Metrorail and bus riders would see no fare increases next year under a $1.1 billion spending plan proposed yesterday by transit managers, but local governments would pay 5.9 percent higher subsidies to help run the region's public transportation system.
The budget proposal marks the second straight year with no recommended fare increases, as tens of thousands of new train and bus riders have continued to boost revenues.
Under the proposal by Metro Chief Executive Richard A. White, spending would increase by $74 million, or 7.3 percent, for fiscal 2007, which will begin July 1, 2006. Much of the increase would go to wages, pension payments and fuel and electricity, but White also proposed spending to relieve crowding on buses and improve their reliability.
"The customers want more-frequent service," he told Metro directors yesterday. "It needs to be more reliable. And it's too crowded."
He proposed eliminating or scaling back a number of bus routes with low ridership to save more than $2.4 million, which would be invested in improving service on major routes.
For instance, White proposed eliminating the W9 Defense Facilities Shuttle in the District's Southeast. In 2004, the shuttle carried an average of four passengers a trip. White also suggested ending bus service after midnight on weekends on more than two dozen routes.
The savings yielded by those changes would be used to add service on several routes that have been particular targets of rider complaints.
For example, Metro would increase service on the S2 and S4 lines along 16th Street, where buses average 42 passengers a trip, in an attempt to ensure that passengers have shorter waits at bus stops.
In previous budget proposals, Metro's subway has been the main focus. The attention being given this year to the bus system, which carries 500,000 passengers a day, comes after a recent study by an outside panel described Metrobus as dilapidated and underfunded.
Among the panel's conclusions was that Metro's buses would run more smoothly with better supervision. White recommended $2.8 million in management improvements, including hiring personnel to watch over routes from the street. The new workers would help reduce "bunching," which happens when traffic delays cause buses on the same route to travel in packs and entirely off their published schedules.
"It is virtually impossible on most of our routes to maintain the timetables. The customers know it, and they're not happy about it," White said.
White also asked for $1.8 million to hire 20 police officers for the bus system.
For rail, the budget includes money to operate new cars and continue introducing eight-car trains during peak hours.

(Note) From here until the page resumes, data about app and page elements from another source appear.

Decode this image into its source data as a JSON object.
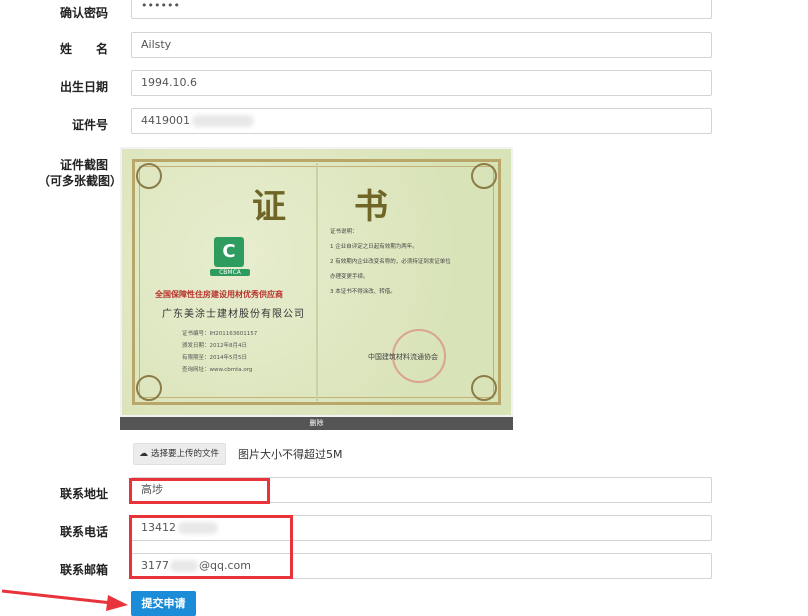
{
  "form": {
    "confirm_password": {
      "label": "确认密码",
      "value": "••••••"
    },
    "name": {
      "label": "姓　　名",
      "value": "Ailsty"
    },
    "birth_date": {
      "label": "出生日期",
      "value": "1994.10.6"
    },
    "id_number": {
      "label": "证件号",
      "value": "4419001"
    },
    "id_screenshot": {
      "label_line1": "证件截图",
      "label_line2": "（可多张截图）"
    },
    "address": {
      "label": "联系地址",
      "value": "高埗"
    },
    "phone": {
      "label": "联系电话",
      "value": "13412"
    },
    "email": {
      "label": "联系邮箱",
      "value_prefix": "3177",
      "value_suffix": "@qq.com"
    }
  },
  "certificate": {
    "title_left": "证",
    "title_right": "书",
    "logo_text": "C",
    "logo_sub": "CBMCA",
    "honor": "全国保障性住房建设用材优秀供应商",
    "company": "广东美涂士建材股份有限公司",
    "cert_no": "证书编号：IH201163601157",
    "issue_date": "颁发日期：2012年8月4日",
    "valid_until": "有限期至：2014年5月5日",
    "website": "查询网址：www.cbmta.org",
    "notes": [
      "证书说明：",
      "1 企业自评定之日起有效期为两年。",
      "2 有效期内企业改变名称的，必须持证到发证单位",
      "办理变更手续。",
      "3 本证书不得涂改、转借。"
    ],
    "org": "中国建筑材料流通协会",
    "delete_label": "删除"
  },
  "upload": {
    "button_label": "选择要上传的文件",
    "icon": "cloud-upload-icon",
    "hint": "图片大小不得超过5M"
  },
  "submit": {
    "label": "提交申请"
  },
  "colors": {
    "annotation_red": "#e8333a",
    "submit_blue": "#1a8cd8"
  }
}
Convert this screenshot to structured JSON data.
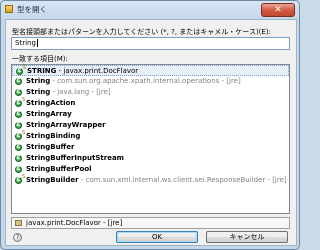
{
  "window": {
    "title": "型を開く",
    "close_glyph": "✕"
  },
  "prompt": "型名接頭部またはパターンを入力してください (*, ?, またはキャメル・ケース)(E):",
  "search": {
    "value": "String"
  },
  "list_label": "一致する項目(M):",
  "items": [
    {
      "name": "STRING",
      "rest": " - javax.print.DocFlavor",
      "modifier": "S",
      "selected": true,
      "rest_dark": true
    },
    {
      "name": "String",
      "rest": " - com.sun.org.apache.xpath.internal.operations - [jre]",
      "modifier": ""
    },
    {
      "name": "String",
      "rest": " - java.lang - [jre]",
      "modifier": ""
    },
    {
      "name": "StringAction",
      "rest": "",
      "modifier": "S"
    },
    {
      "name": "StringArray",
      "rest": "",
      "modifier": ""
    },
    {
      "name": "StringArrayWrapper",
      "rest": "",
      "modifier": ""
    },
    {
      "name": "StringBinding",
      "rest": "",
      "modifier": "S"
    },
    {
      "name": "StringBuffer",
      "rest": "",
      "modifier": ""
    },
    {
      "name": "StringBufferInputStream",
      "rest": "",
      "modifier": ""
    },
    {
      "name": "StringBufferPool",
      "rest": "",
      "modifier": ""
    },
    {
      "name": "StringBuilder",
      "rest": " - com.sun.xml.internal.ws.client.sei.ResponseBuilder - [jre]",
      "modifier": "S"
    }
  ],
  "detail": "javax.print.DocFlavor - [jre]",
  "buttons": {
    "ok": "OK",
    "cancel": "キャンセル"
  },
  "icons": {
    "title": "open-type-icon",
    "class": "class-icon",
    "package": "package-icon",
    "status": "help-icon"
  },
  "colors": {
    "class_icon": "#1d8a2b",
    "secondary_text": "#808080",
    "ok_border": "#3c7fb1"
  }
}
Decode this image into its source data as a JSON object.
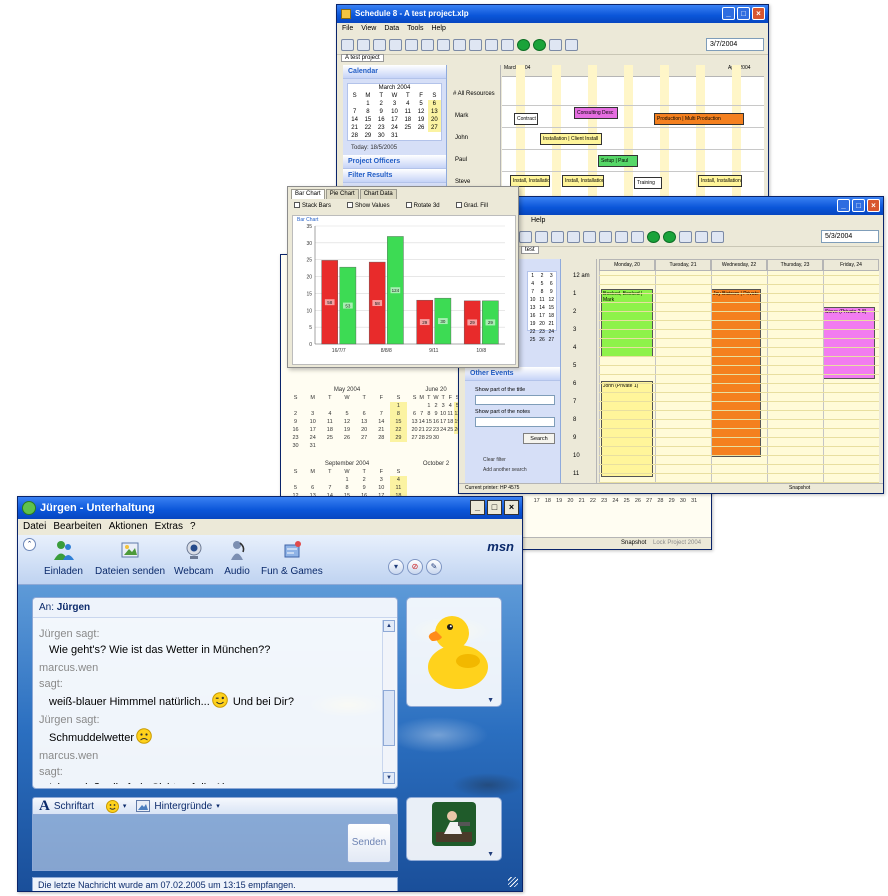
{
  "gantt_window": {
    "title": "Schedule 8 - A test project.xlp",
    "menu": [
      "File",
      "View",
      "Data",
      "Tools",
      "Help"
    ],
    "date_value": "3/7/2004",
    "tab": "A test project",
    "sidepanel_title": "Calendar",
    "mini_month": "March 2004",
    "today_label": "Today: 18/5/2005",
    "section_1": "Project Officers",
    "section_2": "Filter Results",
    "timeline_left": "March 2004",
    "timeline_right": "April 2004",
    "resource_header": "# All Resources",
    "resources": [
      "Mark",
      "John",
      "Paul",
      "Steve"
    ],
    "tasks": [
      {
        "label": "Contract",
        "color": "#ffffff"
      },
      {
        "label": "Consulting Desc",
        "color": "#e56de0"
      },
      {
        "label": "Production | Multi Production",
        "color": "#f4801f"
      },
      {
        "label": "Installation | Client Install",
        "color": "#fff59a"
      },
      {
        "label": "Setup | Paul",
        "color": "#56d768"
      },
      {
        "label": "Install, Installation",
        "color": "#fff59a"
      },
      {
        "label": "Install, Installation",
        "color": "#fff59a"
      },
      {
        "label": "Training",
        "color": "#ffffff"
      },
      {
        "label": "Install, Installation",
        "color": "#fff59a"
      }
    ]
  },
  "chart_window": {
    "tabs": [
      "Bar Chart",
      "Pie Chart",
      "Chart Data"
    ],
    "options": [
      "Stack Bars",
      "Show Values",
      "Rotate 3d",
      "Grad. Fill"
    ],
    "subtitle": "Bar Chart"
  },
  "chart_data": {
    "type": "bar",
    "categories": [
      "16/7/7",
      "8/8/8",
      "9/11",
      "10/8"
    ],
    "series": [
      {
        "name": "",
        "color": "#e82b2b",
        "values": [
          24.8,
          24.3,
          13.0,
          12.8
        ]
      },
      {
        "name": "",
        "color": "#3ddb54",
        "values": [
          22.8,
          31.9,
          13.6,
          12.8
        ]
      }
    ],
    "value_labels": [
      [
        "58",
        "58",
        "29",
        "29"
      ],
      [
        "53",
        "124",
        "30",
        "29"
      ]
    ],
    "ylim": [
      0,
      35
    ],
    "yticks": [
      0,
      5,
      10,
      15,
      20,
      25,
      30,
      35
    ],
    "grid": true,
    "title": "",
    "xlabel": "",
    "ylabel": ""
  },
  "week_window": {
    "menu": [
      "Help"
    ],
    "date_value": "5/3/2004",
    "tab": "test",
    "days": [
      "Monday, 20",
      "Tuesday, 21",
      "Wednesday, 22",
      "Thursday, 23",
      "Friday, 24"
    ],
    "hours": [
      "12 am",
      "1",
      "2",
      "3",
      "4",
      "5",
      "6",
      "7",
      "8",
      "9",
      "10",
      "11"
    ],
    "appointments": [
      {
        "label": "Booked, Booked | Mark",
        "color": "#8ef24a"
      },
      {
        "label": "John (Private 1)",
        "color": "#fff59a"
      },
      {
        "label": "Joy Bistrom | Private",
        "color": "#f4801f"
      },
      {
        "label": "Steve (Private 2 8)",
        "color": "#f27cf0"
      }
    ],
    "filter_title": "Other Events",
    "filter_label_1": "Show part of the title",
    "filter_label_2": "Show part of the notes",
    "search_label": "Search",
    "link_1": "Clear filter",
    "link_2": "Add another search",
    "status_left": "Current printer: HP 4575",
    "status_right": "Snapshot"
  },
  "back_window": {
    "month_1": "May 2004",
    "month_2": "June 20",
    "month_3": "September 2004",
    "month_4": "October 2",
    "status_1": "Snapshot",
    "status_2": "Lock Project 2004"
  },
  "msn": {
    "title": "Jürgen - Unterhaltung",
    "menu": [
      "Datei",
      "Bearbeiten",
      "Aktionen",
      "Extras",
      "?"
    ],
    "tools": [
      "Einladen",
      "Dateien senden",
      "Webcam",
      "Audio",
      "Fun & Games"
    ],
    "logo": "msn",
    "to_label": "An:",
    "to_name": "Jürgen",
    "history": [
      {
        "kind": "who",
        "text": "Jürgen sagt:"
      },
      {
        "kind": "msg",
        "text": "Wie geht's? Wie ist das Wetter in München??"
      },
      {
        "kind": "who",
        "text": "marcus.wen"
      },
      {
        "kind": "who",
        "text": "sagt:"
      },
      {
        "kind": "msg",
        "text": "weiß-blauer Himmmel natürlich...",
        "emoji": "wink",
        "after": " Und bei Dir?"
      },
      {
        "kind": "who",
        "text": "Jürgen sagt:"
      },
      {
        "kind": "msg",
        "text": "Schmuddelwetter",
        "emoji": "sad",
        "after": ""
      },
      {
        "kind": "who",
        "text": "marcus.wen"
      },
      {
        "kind": "who",
        "text": "sagt:"
      },
      {
        "kind": "msg",
        "text": "Ich genieße die freie Sicht auf die Alpen..",
        "emoji": "",
        "after": ""
      }
    ],
    "font_label": "Schriftart",
    "backgrounds_label": "Hintergründe",
    "send_label": "Senden",
    "status": "Die letzte Nachricht wurde am 07.02.2005 um 13:15 empfangen."
  }
}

Metro has been pressed over the last year to make its budget easier to understand and reduce annual increases in subsidies from the eight regional jurisdictions that make up the transit authority.
As an addendum to his spending proposal, White made a series of so-called "unfunded" recommendations for improvements if Metro's directors can find a way to pay for them.
They include an additional $5.6 million to further relieve bus crowding.
Even with the extra money, White said only two-thirds of necessary improvements would be made to the bus system.
His "unfunded" proposals also included $4 million to boost rail service on four federal holidays and on off-peak hours and weekends and $1.3 million to raise the salaries of 184 contract cleaners and parking attendants to a level that Metro managers have determined is a living wage.
The Metro board of directors will review the spending proposal and hold the agency's first-ever public budget hearing before voting on the budget this spring.
Jack Corbett, founder of the passenger advocacy group metroriders.org, called the hearing "an important step."
He said some of the group's 1,500 members would be likely to use the opportunity to tell Metro directors that they need to spend more money on subway improvements than White has recommended.